# Your goal:
Output every entry below word for word, without its pictures.

Interface dataset entries:
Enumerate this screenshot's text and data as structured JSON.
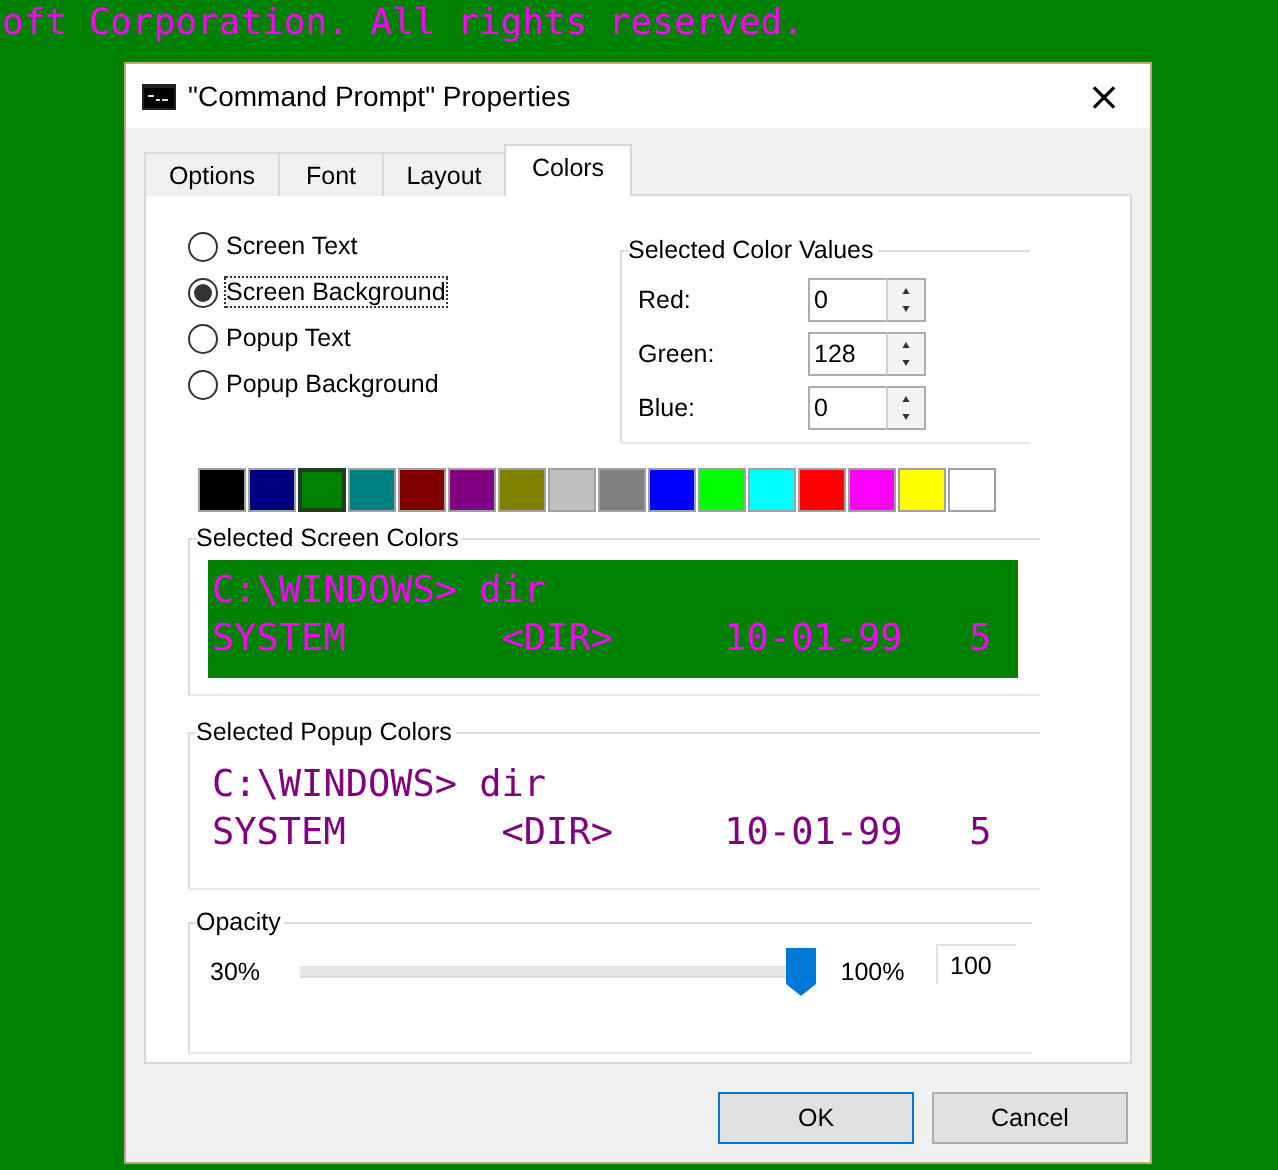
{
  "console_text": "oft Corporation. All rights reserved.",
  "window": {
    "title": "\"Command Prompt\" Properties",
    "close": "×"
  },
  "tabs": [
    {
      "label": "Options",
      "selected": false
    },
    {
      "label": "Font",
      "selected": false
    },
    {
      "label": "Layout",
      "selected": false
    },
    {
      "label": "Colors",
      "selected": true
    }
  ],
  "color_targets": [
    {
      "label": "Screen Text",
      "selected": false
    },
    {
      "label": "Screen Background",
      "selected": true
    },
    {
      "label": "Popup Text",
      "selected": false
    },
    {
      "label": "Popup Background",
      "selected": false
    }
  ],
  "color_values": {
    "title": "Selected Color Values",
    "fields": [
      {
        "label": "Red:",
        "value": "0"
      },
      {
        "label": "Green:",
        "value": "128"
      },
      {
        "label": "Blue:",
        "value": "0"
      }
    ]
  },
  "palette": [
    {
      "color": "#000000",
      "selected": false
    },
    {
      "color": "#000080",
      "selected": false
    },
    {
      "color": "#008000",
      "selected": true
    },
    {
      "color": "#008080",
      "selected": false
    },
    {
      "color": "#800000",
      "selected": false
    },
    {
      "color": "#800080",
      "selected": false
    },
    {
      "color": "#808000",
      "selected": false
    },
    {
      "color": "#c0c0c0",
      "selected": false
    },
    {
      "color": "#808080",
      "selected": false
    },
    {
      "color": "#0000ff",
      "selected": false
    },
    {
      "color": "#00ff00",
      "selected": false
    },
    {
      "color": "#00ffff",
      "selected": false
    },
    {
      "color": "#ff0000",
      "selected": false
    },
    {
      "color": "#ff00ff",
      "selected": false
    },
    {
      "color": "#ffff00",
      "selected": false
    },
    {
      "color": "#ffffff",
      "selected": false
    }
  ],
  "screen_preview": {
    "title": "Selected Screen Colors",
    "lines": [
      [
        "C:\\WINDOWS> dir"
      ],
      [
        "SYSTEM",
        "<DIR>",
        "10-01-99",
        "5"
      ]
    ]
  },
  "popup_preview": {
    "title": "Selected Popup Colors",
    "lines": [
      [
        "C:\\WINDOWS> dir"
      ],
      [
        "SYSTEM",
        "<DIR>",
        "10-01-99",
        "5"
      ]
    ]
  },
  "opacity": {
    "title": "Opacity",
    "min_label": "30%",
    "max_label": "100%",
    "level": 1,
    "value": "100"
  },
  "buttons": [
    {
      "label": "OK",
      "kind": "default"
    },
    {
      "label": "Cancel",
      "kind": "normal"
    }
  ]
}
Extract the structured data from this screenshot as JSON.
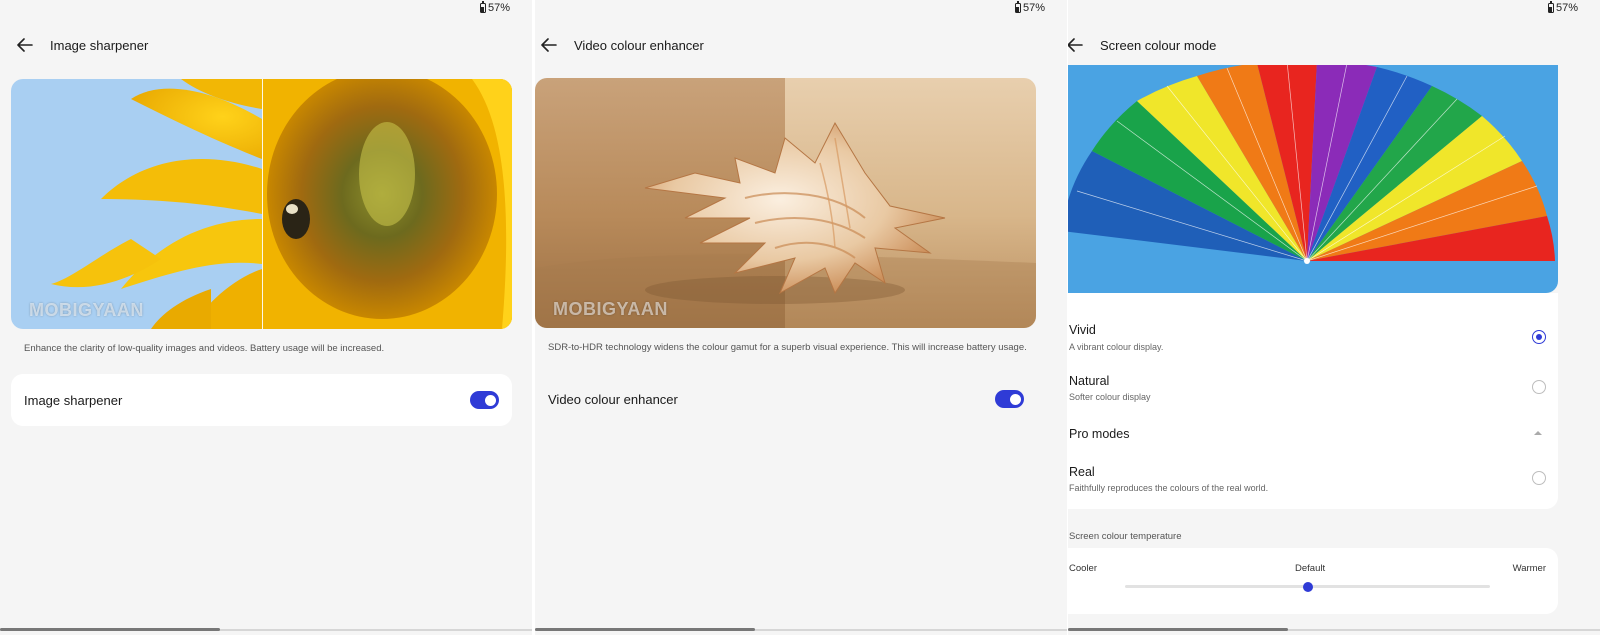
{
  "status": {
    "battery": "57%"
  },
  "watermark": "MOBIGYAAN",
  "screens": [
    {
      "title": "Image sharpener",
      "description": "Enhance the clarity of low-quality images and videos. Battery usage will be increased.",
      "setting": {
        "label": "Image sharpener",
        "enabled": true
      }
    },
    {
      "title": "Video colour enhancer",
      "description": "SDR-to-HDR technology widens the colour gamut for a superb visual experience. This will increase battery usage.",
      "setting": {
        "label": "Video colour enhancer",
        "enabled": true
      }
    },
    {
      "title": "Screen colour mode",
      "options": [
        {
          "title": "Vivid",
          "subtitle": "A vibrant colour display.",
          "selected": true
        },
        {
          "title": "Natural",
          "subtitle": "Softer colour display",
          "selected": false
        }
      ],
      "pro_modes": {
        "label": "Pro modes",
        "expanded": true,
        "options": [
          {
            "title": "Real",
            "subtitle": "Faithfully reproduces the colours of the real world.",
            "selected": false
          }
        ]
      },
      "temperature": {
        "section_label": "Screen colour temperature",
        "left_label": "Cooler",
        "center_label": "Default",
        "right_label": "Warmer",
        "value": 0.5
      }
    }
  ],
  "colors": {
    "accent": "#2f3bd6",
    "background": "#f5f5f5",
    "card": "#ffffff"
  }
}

# Solution for this exercise:
Enumerate this screenshot's text and data as structured JSON.
{
  "console_text": "oft Corporation. All rights reserved.",
  "window": {
    "title": "\"Command Prompt\" Properties",
    "close": "×"
  },
  "tabs": [
    {
      "label": "Options",
      "selected": false
    },
    {
      "label": "Font",
      "selected": false
    },
    {
      "label": "Layout",
      "selected": false
    },
    {
      "label": "Colors",
      "selected": true
    }
  ],
  "color_targets": [
    {
      "label": "Screen Text",
      "selected": false
    },
    {
      "label": "Screen Background",
      "selected": true
    },
    {
      "label": "Popup Text",
      "selected": false
    },
    {
      "label": "Popup Background",
      "selected": false
    }
  ],
  "color_values": {
    "title": "Selected Color Values",
    "fields": [
      {
        "label": "Red:",
        "value": "0"
      },
      {
        "label": "Green:",
        "value": "128"
      },
      {
        "label": "Blue:",
        "value": "0"
      }
    ]
  },
  "palette": [
    {
      "color": "#000000",
      "selected": false
    },
    {
      "color": "#000080",
      "selected": false
    },
    {
      "color": "#008000",
      "selected": true
    },
    {
      "color": "#008080",
      "selected": false
    },
    {
      "color": "#800000",
      "selected": false
    },
    {
      "color": "#800080",
      "selected": false
    },
    {
      "color": "#808000",
      "selected": false
    },
    {
      "color": "#c0c0c0",
      "selected": false
    },
    {
      "color": "#808080",
      "selected": false
    },
    {
      "color": "#0000ff",
      "selected": false
    },
    {
      "color": "#00ff00",
      "selected": false
    },
    {
      "color": "#00ffff",
      "selected": false
    },
    {
      "color": "#ff0000",
      "selected": false
    },
    {
      "color": "#ff00ff",
      "selected": false
    },
    {
      "color": "#ffff00",
      "selected": false
    },
    {
      "color": "#ffffff",
      "selected": false
    }
  ],
  "screen_preview": {
    "title": "Selected Screen Colors",
    "lines": [
      [
        "C:\\WINDOWS> dir"
      ],
      [
        "SYSTEM",
        "<DIR>",
        "10-01-99",
        "5"
      ]
    ]
  },
  "popup_preview": {
    "title": "Selected Popup Colors",
    "lines": [
      [
        "C:\\WINDOWS> dir"
      ],
      [
        "SYSTEM",
        "<DIR>",
        "10-01-99",
        "5"
      ]
    ]
  },
  "opacity": {
    "title": "Opacity",
    "min_label": "30%",
    "max_label": "100%",
    "level": 1,
    "value": "100"
  },
  "buttons": [
    {
      "label": "OK",
      "kind": "default"
    },
    {
      "label": "Cancel",
      "kind": "normal"
    }
  ]
}
Extract the structured data from this screenshot as JSON.
{
  "status": {
    "battery": "57%"
  },
  "watermark": "MOBIGYAAN",
  "screens": [
    {
      "title": "Image sharpener",
      "description": "Enhance the clarity of low-quality images and videos. Battery usage will be increased.",
      "setting": {
        "label": "Image sharpener",
        "enabled": true
      }
    },
    {
      "title": "Video colour enhancer",
      "description": "SDR-to-HDR technology widens the colour gamut for a superb visual experience. This will increase battery usage.",
      "setting": {
        "label": "Video colour enhancer",
        "enabled": true
      }
    },
    {
      "title": "Screen colour mode",
      "options": [
        {
          "title": "Vivid",
          "subtitle": "A vibrant colour display.",
          "selected": true
        },
        {
          "title": "Natural",
          "subtitle": "Softer colour display",
          "selected": false
        }
      ],
      "pro_modes": {
        "label": "Pro modes",
        "expanded": true,
        "options": [
          {
            "title": "Real",
            "subtitle": "Faithfully reproduces the colours of the real world.",
            "selected": false
          }
        ]
      },
      "temperature": {
        "section_label": "Screen colour temperature",
        "left_label": "Cooler",
        "center_label": "Default",
        "right_label": "Warmer",
        "value": 0.5
      }
    }
  ],
  "colors": {
    "accent": "#2f3bd6",
    "background": "#f5f5f5",
    "card": "#ffffff"
  }
}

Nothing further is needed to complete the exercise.